Lobbyist Michael Esposito has made a fortune during the Trump presidency, while boasting personal connections with the president and his advisers, the Washington Post reports.

Reality check: Esposito claimed to work with the president's son Eric Trump and son-in-law and senior adviser Jared Kushner, but they told the Post they've never heard of him. President Trump tweeted that he didn't know the lobbyist.

  • "I don’t know, to the best of my knowledge, a man named Michael Esposito....." Trump tweeted after the Post's article was published.
  • "I don’t like him using my name to build his consulting company, or whatever. Please advise his clients and Administration officials accordingly," Trump wrote.

The big picture: Esposito's firm, Federal Advocates, claims he is “an integral part of the senior-most leadership” of the Republican National Committee, according to the Washington Post. Contract bids reviewed by the Post claimed Esposito regularly spoke with Trump.

  • But the RNC told the Post Esposito has been exaggerating his role, and they sent him a "cease and desist" letter.
  • White House Press Secretary Stephanie Grisham said the president does not know him, while Eric Trump said Esposito “sounds like someone trying to trade off our name.”

Behind the scenes: Ben Freeman, a director at the Center for International Policy, told the Post lobbying firms can attract business because of "the Trump premium."

  • “The closer you are to Trump, the more you can charge clients,” Freeman said.

What he's saying: The Post says Esposito declined an interview for the story, and said that he couldn't reveal details of his work with Kushner and Eric Trump because of nondisclosure agreements.

  • “I also value my reputation and stand by the representations of myself that I have made to friends, colleagues and clients and will continue to do so,” Esposito told the Post.

Go deeper

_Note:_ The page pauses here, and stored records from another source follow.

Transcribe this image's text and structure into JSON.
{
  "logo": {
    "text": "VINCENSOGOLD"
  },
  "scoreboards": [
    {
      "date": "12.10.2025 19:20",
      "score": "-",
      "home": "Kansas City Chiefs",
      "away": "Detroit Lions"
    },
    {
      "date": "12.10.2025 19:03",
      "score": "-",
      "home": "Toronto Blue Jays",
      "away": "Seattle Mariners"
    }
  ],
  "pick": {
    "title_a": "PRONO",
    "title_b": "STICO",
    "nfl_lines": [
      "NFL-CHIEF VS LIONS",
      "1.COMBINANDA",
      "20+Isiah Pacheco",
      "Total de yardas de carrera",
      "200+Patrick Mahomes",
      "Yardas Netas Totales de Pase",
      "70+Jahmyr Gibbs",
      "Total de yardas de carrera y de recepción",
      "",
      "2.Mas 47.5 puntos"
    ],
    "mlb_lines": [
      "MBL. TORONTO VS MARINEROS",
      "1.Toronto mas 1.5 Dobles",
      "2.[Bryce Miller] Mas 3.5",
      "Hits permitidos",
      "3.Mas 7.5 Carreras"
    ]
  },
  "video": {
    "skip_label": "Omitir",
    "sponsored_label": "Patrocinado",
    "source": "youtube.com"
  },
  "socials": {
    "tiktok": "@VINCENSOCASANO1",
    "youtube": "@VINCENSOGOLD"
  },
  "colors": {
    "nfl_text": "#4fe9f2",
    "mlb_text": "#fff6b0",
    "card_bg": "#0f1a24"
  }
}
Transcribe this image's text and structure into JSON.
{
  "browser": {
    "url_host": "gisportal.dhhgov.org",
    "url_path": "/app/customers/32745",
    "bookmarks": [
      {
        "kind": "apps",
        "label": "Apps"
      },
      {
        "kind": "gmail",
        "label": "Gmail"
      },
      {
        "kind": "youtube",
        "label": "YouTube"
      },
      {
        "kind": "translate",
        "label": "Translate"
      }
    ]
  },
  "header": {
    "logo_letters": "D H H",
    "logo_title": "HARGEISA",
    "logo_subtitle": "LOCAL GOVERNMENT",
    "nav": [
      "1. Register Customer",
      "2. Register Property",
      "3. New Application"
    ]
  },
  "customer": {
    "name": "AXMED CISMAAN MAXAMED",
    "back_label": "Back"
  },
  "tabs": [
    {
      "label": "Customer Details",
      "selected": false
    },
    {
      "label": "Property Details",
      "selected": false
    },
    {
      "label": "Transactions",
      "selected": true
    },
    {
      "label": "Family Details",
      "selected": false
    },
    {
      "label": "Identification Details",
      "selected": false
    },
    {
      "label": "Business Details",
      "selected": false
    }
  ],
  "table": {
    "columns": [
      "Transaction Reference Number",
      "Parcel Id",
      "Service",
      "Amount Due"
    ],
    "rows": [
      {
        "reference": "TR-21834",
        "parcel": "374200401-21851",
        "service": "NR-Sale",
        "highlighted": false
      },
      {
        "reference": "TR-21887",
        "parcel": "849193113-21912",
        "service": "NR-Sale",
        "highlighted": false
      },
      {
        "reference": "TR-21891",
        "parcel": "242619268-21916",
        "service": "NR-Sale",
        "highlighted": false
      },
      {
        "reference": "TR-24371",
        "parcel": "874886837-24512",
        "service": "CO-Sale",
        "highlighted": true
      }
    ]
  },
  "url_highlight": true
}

Why made-for-TV moments matter during the pandemic

Photo illustration: Sarah Grillo/Axios. Photos: Erin Schaff-Pool, Biden Inaugural Committee via Getty Images

In a world where most Americans are isolated and forced to laugh, cry and mourn without friends or family by their side, viral moments can offer critical opportunities to unite the country or divide it.

Driving the news: President Biden's inauguration was produced to create several made-for-social viral moments, a tactic similar to what the Democratic National Committee and the Biden campaign pulled off during the Democratic National Convention.

Updated 8 hours ago - World

Over 3,000 detained in protests across Russia demanding Navalny's release

Russian police officers beat protestesters at a rally against of jailing of oppositon leader Alexei Navalny in Moscow on Saturday. Photo: Mikhail Svetlov/Getty Images

Police in Russia on Saturday arrested more than 3,300 people as protesters nationwide demanded that opposition leader Alexey Navalny be released from jail.

Details: Demonstrations began in the eastern regions of Russia and spread west to more than 60 cities.

Updated 10 hours ago - Politics & Policy

Arizona Republicans censure Cindy McCain and GOP governor

Combination images of Cindy McCain and Gov. Doug Ducey. Photo: FilmMagic/FilmMagic for U.S.VETS/Michael Brochstein/SOPA Images/LightRocket via Getty Images

Arizona Republican Party members voted on Saturday to censure prominent GOP figures Cindy McCain, Gov. Doug Ducey and former Sen. Jeff Flake (R-Ariz.), who've all faced clashes with former President Trump.

Why it matters: Although the resolution is symbolic, this move plus the re-election of the Trump-endorsed Kelli Ward as state GOP chair shows the strong hold the former president has on the party in Arizona, despite President Biden winning the state in the 2020 election.